▶ [Problem to solve]
What you print must match the data line for line.

Dataset entries:
---

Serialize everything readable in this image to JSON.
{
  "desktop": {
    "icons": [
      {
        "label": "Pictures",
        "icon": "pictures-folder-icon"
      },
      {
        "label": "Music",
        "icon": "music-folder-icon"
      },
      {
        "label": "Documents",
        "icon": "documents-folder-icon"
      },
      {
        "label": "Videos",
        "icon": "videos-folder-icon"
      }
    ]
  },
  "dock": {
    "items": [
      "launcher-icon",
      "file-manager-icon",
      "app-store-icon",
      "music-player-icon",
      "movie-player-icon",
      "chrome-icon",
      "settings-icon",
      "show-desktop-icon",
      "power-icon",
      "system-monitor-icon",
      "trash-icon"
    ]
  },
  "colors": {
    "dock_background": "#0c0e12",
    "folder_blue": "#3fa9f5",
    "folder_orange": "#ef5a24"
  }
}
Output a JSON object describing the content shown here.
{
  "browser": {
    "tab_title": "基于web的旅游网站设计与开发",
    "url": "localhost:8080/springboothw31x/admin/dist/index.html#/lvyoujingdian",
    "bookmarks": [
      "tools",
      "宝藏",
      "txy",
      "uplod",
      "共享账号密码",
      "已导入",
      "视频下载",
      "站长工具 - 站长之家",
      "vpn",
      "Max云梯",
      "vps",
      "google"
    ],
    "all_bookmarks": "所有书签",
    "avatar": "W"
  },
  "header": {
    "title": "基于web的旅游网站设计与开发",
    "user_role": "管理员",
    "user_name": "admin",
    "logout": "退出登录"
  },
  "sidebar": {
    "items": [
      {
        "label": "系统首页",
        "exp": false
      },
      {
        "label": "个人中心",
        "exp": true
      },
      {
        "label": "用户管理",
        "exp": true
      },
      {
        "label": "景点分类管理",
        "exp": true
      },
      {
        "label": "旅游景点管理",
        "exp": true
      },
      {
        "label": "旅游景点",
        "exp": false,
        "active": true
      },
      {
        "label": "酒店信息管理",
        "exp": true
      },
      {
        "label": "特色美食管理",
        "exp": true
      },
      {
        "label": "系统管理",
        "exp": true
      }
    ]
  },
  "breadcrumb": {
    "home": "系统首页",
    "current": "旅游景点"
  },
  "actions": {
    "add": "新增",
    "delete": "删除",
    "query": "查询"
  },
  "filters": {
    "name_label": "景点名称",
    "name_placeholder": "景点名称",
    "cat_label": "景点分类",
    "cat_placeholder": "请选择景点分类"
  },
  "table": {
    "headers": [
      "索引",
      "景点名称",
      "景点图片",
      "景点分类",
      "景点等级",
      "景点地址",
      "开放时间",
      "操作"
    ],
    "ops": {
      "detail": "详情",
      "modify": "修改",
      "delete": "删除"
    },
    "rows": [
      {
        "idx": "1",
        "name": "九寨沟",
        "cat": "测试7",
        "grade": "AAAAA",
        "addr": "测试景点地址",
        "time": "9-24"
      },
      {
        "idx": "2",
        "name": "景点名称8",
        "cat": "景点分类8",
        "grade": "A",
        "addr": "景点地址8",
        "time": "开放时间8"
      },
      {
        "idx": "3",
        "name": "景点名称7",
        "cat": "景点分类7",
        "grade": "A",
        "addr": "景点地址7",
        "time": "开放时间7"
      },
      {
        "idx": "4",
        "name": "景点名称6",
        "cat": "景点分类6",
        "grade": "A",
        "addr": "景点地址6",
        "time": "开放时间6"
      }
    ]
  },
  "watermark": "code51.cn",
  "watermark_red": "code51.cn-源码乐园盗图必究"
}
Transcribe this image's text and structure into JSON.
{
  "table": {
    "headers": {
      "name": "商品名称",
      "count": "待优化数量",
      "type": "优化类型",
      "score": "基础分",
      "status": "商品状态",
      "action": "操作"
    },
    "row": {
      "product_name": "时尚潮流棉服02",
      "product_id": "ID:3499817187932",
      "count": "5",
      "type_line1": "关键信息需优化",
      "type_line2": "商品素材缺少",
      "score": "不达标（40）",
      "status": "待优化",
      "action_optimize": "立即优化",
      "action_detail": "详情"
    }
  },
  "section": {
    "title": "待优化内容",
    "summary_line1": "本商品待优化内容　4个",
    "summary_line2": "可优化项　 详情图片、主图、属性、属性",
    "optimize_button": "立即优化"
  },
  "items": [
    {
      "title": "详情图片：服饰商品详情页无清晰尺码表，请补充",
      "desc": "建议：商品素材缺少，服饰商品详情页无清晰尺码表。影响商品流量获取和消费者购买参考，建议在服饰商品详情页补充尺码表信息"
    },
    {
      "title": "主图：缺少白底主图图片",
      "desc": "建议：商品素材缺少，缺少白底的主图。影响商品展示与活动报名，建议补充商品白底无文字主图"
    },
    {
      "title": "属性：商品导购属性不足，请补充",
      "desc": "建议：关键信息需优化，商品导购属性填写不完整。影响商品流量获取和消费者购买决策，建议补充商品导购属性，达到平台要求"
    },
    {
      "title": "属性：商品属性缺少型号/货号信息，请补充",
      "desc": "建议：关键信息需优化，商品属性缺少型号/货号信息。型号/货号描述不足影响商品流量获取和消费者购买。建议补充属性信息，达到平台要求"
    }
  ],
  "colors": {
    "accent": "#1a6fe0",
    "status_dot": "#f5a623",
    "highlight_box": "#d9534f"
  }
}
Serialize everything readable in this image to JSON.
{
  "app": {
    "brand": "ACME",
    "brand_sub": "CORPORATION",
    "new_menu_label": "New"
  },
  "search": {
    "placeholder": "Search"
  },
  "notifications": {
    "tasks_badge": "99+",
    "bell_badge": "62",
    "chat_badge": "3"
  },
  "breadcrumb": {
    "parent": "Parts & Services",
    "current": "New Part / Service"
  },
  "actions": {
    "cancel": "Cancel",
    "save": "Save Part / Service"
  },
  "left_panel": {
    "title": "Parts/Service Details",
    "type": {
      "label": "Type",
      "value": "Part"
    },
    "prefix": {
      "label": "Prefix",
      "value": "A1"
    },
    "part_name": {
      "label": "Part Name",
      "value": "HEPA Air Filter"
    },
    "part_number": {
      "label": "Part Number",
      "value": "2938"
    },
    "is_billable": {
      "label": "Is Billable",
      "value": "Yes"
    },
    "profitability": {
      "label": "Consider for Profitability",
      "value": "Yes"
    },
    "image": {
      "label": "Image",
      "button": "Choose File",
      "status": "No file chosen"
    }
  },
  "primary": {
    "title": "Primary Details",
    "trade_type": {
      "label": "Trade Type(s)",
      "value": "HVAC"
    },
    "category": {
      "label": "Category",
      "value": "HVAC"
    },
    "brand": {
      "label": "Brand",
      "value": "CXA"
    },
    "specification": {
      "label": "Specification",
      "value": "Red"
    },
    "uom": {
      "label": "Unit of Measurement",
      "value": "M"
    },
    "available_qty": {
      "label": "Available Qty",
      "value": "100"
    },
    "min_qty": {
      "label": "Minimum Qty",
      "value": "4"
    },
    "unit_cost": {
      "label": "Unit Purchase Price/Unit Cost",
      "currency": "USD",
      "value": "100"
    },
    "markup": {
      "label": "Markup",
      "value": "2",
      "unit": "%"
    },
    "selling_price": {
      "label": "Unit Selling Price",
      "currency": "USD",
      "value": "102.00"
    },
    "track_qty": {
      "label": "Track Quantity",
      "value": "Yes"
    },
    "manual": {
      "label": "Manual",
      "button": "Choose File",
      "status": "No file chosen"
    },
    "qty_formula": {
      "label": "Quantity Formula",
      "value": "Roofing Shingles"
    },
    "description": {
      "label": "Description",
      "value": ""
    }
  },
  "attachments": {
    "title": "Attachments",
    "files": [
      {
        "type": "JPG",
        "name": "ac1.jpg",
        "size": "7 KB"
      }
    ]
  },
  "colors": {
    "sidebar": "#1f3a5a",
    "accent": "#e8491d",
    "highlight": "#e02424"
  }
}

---

▶ [Completed exercise]
Serialize everything readable in this image to JSON.
{
  "desktop": {
    "icons": [
      {
        "label": "Pictures",
        "icon": "pictures-folder-icon"
      },
      {
        "label": "Music",
        "icon": "music-folder-icon"
      },
      {
        "label": "Documents",
        "icon": "documents-folder-icon"
      },
      {
        "label": "Videos",
        "icon": "videos-folder-icon"
      }
    ]
  },
  "dock": {
    "items": [
      "launcher-icon",
      "file-manager-icon",
      "app-store-icon",
      "music-player-icon",
      "movie-player-icon",
      "chrome-icon",
      "settings-icon",
      "show-desktop-icon",
      "power-icon",
      "system-monitor-icon",
      "trash-icon"
    ]
  },
  "colors": {
    "dock_background": "#0c0e12",
    "folder_blue": "#3fa9f5",
    "folder_orange": "#ef5a24"
  }
}
Output a JSON object describing the content shown here.
{
  "browser": {
    "tab_title": "基于web的旅游网站设计与开发",
    "url": "localhost:8080/springboothw31x/admin/dist/index.html#/lvyoujingdian",
    "bookmarks": [
      "tools",
      "宝藏",
      "txy",
      "uplod",
      "共享账号密码",
      "已导入",
      "视频下载",
      "站长工具 - 站长之家",
      "vpn",
      "Max云梯",
      "vps",
      "google"
    ],
    "all_bookmarks": "所有书签",
    "avatar": "W"
  },
  "header": {
    "title": "基于web的旅游网站设计与开发",
    "user_role": "管理员",
    "user_name": "admin",
    "logout": "退出登录"
  },
  "sidebar": {
    "items": [
      {
        "label": "系统首页",
        "exp": false
      },
      {
        "label": "个人中心",
        "exp": true
      },
      {
        "label": "用户管理",
        "exp": true
      },
      {
        "label": "景点分类管理",
        "exp": true
      },
      {
        "label": "旅游景点管理",
        "exp": true
      },
      {
        "label": "旅游景点",
        "exp": false,
        "active": true
      },
      {
        "label": "酒店信息管理",
        "exp": true
      },
      {
        "label": "特色美食管理",
        "exp": true
      },
      {
        "label": "系统管理",
        "exp": true
      }
    ]
  },
  "breadcrumb": {
    "home": "系统首页",
    "current": "旅游景点"
  },
  "actions": {
    "add": "新增",
    "delete": "删除",
    "query": "查询"
  },
  "filters": {
    "name_label": "景点名称",
    "name_placeholder": "景点名称",
    "cat_label": "景点分类",
    "cat_placeholder": "请选择景点分类"
  },
  "table": {
    "headers": [
      "索引",
      "景点名称",
      "景点图片",
      "景点分类",
      "景点等级",
      "景点地址",
      "开放时间",
      "操作"
    ],
    "ops": {
      "detail": "详情",
      "modify": "修改",
      "delete": "删除"
    },
    "rows": [
      {
        "idx": "1",
        "name": "九寨沟",
        "cat": "测试7",
        "grade": "AAAAA",
        "addr": "测试景点地址",
        "time": "9-24"
      },
      {
        "idx": "2",
        "name": "景点名称8",
        "cat": "景点分类8",
        "grade": "A",
        "addr": "景点地址8",
        "time": "开放时间8"
      },
      {
        "idx": "3",
        "name": "景点名称7",
        "cat": "景点分类7",
        "grade": "A",
        "addr": "景点地址7",
        "time": "开放时间7"
      },
      {
        "idx": "4",
        "name": "景点名称6",
        "cat": "景点分类6",
        "grade": "A",
        "addr": "景点地址6",
        "time": "开放时间6"
      }
    ]
  },
  "watermark": "code51.cn",
  "watermark_red": "code51.cn-源码乐园盗图必究"
}
Transcribe this image's text and structure into JSON.
{
  "table": {
    "headers": {
      "name": "商品名称",
      "count": "待优化数量",
      "type": "优化类型",
      "score": "基础分",
      "status": "商品状态",
      "action": "操作"
    },
    "row": {
      "product_name": "时尚潮流棉服02",
      "product_id": "ID:3499817187932",
      "count": "5",
      "type_line1": "关键信息需优化",
      "type_line2": "商品素材缺少",
      "score": "不达标（40）",
      "status": "待优化",
      "action_optimize": "立即优化",
      "action_detail": "详情"
    }
  },
  "section": {
    "title": "待优化内容",
    "summary_line1": "本商品待优化内容　4个",
    "summary_line2": "可优化项　 详情图片、主图、属性、属性",
    "optimize_button": "立即优化"
  },
  "items": [
    {
      "title": "详情图片：服饰商品详情页无清晰尺码表，请补充",
      "desc": "建议：商品素材缺少，服饰商品详情页无清晰尺码表。影响商品流量获取和消费者购买参考，建议在服饰商品详情页补充尺码表信息"
    },
    {
      "title": "主图：缺少白底主图图片",
      "desc": "建议：商品素材缺少，缺少白底的主图。影响商品展示与活动报名，建议补充商品白底无文字主图"
    },
    {
      "title": "属性：商品导购属性不足，请补充",
      "desc": "建议：关键信息需优化，商品导购属性填写不完整。影响商品流量获取和消费者购买决策，建议补充商品导购属性，达到平台要求"
    },
    {
      "title": "属性：商品属性缺少型号/货号信息，请补充",
      "desc": "建议：关键信息需优化，商品属性缺少型号/货号信息。型号/货号描述不足影响商品流量获取和消费者购买。建议补充属性信息，达到平台要求"
    }
  ],
  "colors": {
    "accent": "#1a6fe0",
    "status_dot": "#f5a623",
    "highlight_box": "#d9534f"
  }
}
Serialize everything readable in this image to JSON.
{
  "app": {
    "brand": "ACME",
    "brand_sub": "CORPORATION",
    "new_menu_label": "New"
  },
  "search": {
    "placeholder": "Search"
  },
  "notifications": {
    "tasks_badge": "99+",
    "bell_badge": "62",
    "chat_badge": "3"
  },
  "breadcrumb": {
    "parent": "Parts & Services",
    "current": "New Part / Service"
  },
  "actions": {
    "cancel": "Cancel",
    "save": "Save Part / Service"
  },
  "left_panel": {
    "title": "Parts/Service Details",
    "type": {
      "label": "Type",
      "value": "Part"
    },
    "prefix": {
      "label": "Prefix",
      "value": "A1"
    },
    "part_name": {
      "label": "Part Name",
      "value": "HEPA Air Filter"
    },
    "part_number": {
      "label": "Part Number",
      "value": "2938"
    },
    "is_billable": {
      "label": "Is Billable",
      "value": "Yes"
    },
    "profitability": {
      "label": "Consider for Profitability",
      "value": "Yes"
    },
    "image": {
      "label": "Image",
      "button": "Choose File",
      "status": "No file chosen"
    }
  },
  "primary": {
    "title": "Primary Details",
    "trade_type": {
      "label": "Trade Type(s)",
      "value": "HVAC"
    },
    "category": {
      "label": "Category",
      "value": "HVAC"
    },
    "brand": {
      "label": "Brand",
      "value": "CXA"
    },
    "specification": {
      "label": "Specification",
      "value": "Red"
    },
    "uom": {
      "label": "Unit of Measurement",
      "value": "M"
    },
    "available_qty": {
      "label": "Available Qty",
      "value": "100"
    },
    "min_qty": {
      "label": "Minimum Qty",
      "value": "4"
    },
    "unit_cost": {
      "label": "Unit Purchase Price/Unit Cost",
      "currency": "USD",
      "value": "100"
    },
    "markup": {
      "label": "Markup",
      "value": "2",
      "unit": "%"
    },
    "selling_price": {
      "label": "Unit Selling Price",
      "currency": "USD",
      "value": "102.00"
    },
    "track_qty": {
      "label": "Track Quantity",
      "value": "Yes"
    },
    "manual": {
      "label": "Manual",
      "button": "Choose File",
      "status": "No file chosen"
    },
    "qty_formula": {
      "label": "Quantity Formula",
      "value": "Roofing Shingles"
    },
    "description": {
      "label": "Description",
      "value": ""
    }
  },
  "attachments": {
    "title": "Attachments",
    "files": [
      {
        "type": "JPG",
        "name": "ac1.jpg",
        "size": "7 KB"
      }
    ]
  },
  "colors": {
    "sidebar": "#1f3a5a",
    "accent": "#e8491d",
    "highlight": "#e02424"
  }
}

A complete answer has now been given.